The lovely Laura Shovan from Author Amok (who just hopped on an airplane at 7 am) challenges us to go where no man has gone (or worn) with her writing prompt for high school students daring these young people (and us young ones at heart) to write an ode about something that is not normally read (or talked about in a poem) – said to be a current trend in Poetryville the last few years. And Laura’s poetry offering for us this week: Sharon Olds’ Ode to a Tampon. Hope you’re feeling better now, Laura. I love the QEII Royal Wave. Very… queenly indeed.
We get more Valentine thoughts from MsMac of Check it Out as she features their school custodian’s, David Owen’s original poem entitled: Love Is. It would be good for us to also jump in and share alongside David what we think love is, that would be interesting too.
Doraine Bennett from Dori Reads also sends us some Valentine romance with Dale Ritterbusch’s What the Light Would Say. If you’re up for some sensuous sighs and stars in your eyes as your warrior calls you beautiful daybreak woman – I suggest you pitter-patter your sweet little heart over to Dori’s site and read.. read to your soul’s content.
Lorie Ann Grover from ReaderTotz shares David Elliott and Holly Meade’s In the Sea reminding us of the “dark within” the seemingly-placid blues of the waters. She also has fourteen lovely words found in her other site On Point with her original poem Contrast – check out her lovely photograph too. Perfect play of light and darkness.
Sylvia Vardell from Poetry for Children gives us a veritable bounty with her Poetry Award Updates. If you wish to know the Winners of The Claudia Lewis Poetry Award, The Lion & Unicorn Award, Cybils, CLPE Poetry Award in England, the Frost Medal recipient by the Poetry Society of America – head on over to Sylvia’s post to find out!
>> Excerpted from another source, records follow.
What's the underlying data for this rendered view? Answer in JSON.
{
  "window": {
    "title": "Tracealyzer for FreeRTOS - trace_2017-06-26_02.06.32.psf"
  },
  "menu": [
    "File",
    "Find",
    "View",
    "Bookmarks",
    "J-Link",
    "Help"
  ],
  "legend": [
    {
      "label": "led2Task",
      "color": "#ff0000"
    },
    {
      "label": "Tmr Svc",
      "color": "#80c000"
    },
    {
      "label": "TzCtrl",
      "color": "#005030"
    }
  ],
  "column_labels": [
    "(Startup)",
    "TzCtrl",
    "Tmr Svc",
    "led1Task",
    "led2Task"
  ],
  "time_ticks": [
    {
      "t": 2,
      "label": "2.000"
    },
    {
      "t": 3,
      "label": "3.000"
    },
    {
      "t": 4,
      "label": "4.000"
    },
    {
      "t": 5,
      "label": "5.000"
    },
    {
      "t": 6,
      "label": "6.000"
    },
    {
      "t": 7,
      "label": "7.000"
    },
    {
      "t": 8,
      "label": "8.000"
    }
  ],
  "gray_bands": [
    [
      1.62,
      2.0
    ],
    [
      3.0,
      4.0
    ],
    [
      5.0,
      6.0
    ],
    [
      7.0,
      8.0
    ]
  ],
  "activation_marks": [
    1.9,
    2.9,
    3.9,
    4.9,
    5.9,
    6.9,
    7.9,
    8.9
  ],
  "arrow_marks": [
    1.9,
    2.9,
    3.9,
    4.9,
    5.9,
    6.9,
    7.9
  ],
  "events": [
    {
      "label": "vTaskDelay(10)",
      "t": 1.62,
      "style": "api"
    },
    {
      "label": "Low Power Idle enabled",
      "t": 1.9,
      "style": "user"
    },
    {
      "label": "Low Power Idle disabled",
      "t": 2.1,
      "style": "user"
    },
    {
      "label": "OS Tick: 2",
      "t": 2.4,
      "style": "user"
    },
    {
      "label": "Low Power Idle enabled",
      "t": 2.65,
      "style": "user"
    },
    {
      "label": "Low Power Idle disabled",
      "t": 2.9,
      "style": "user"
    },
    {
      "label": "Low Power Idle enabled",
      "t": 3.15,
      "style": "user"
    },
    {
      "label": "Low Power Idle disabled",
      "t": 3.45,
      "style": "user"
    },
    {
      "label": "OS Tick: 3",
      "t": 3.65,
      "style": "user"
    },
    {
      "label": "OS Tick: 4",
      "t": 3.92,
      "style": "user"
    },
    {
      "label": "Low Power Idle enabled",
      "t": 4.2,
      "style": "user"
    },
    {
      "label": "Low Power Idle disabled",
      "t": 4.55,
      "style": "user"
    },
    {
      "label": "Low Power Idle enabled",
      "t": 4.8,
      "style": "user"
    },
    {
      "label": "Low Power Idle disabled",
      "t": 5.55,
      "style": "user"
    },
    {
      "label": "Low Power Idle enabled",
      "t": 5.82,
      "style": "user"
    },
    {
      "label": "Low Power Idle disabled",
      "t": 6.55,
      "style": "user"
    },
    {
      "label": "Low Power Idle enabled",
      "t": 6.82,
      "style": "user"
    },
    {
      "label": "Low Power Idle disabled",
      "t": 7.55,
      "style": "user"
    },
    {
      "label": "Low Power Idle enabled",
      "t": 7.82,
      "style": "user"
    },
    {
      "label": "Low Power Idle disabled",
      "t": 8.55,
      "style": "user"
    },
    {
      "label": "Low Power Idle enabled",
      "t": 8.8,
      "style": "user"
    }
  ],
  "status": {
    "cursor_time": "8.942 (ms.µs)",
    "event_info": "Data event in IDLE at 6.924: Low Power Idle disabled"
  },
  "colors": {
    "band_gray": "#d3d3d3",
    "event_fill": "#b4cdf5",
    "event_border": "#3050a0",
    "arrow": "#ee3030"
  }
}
A celebratory and warm cheer goes to the 2012 US National Ambassador for Young People’s Literature.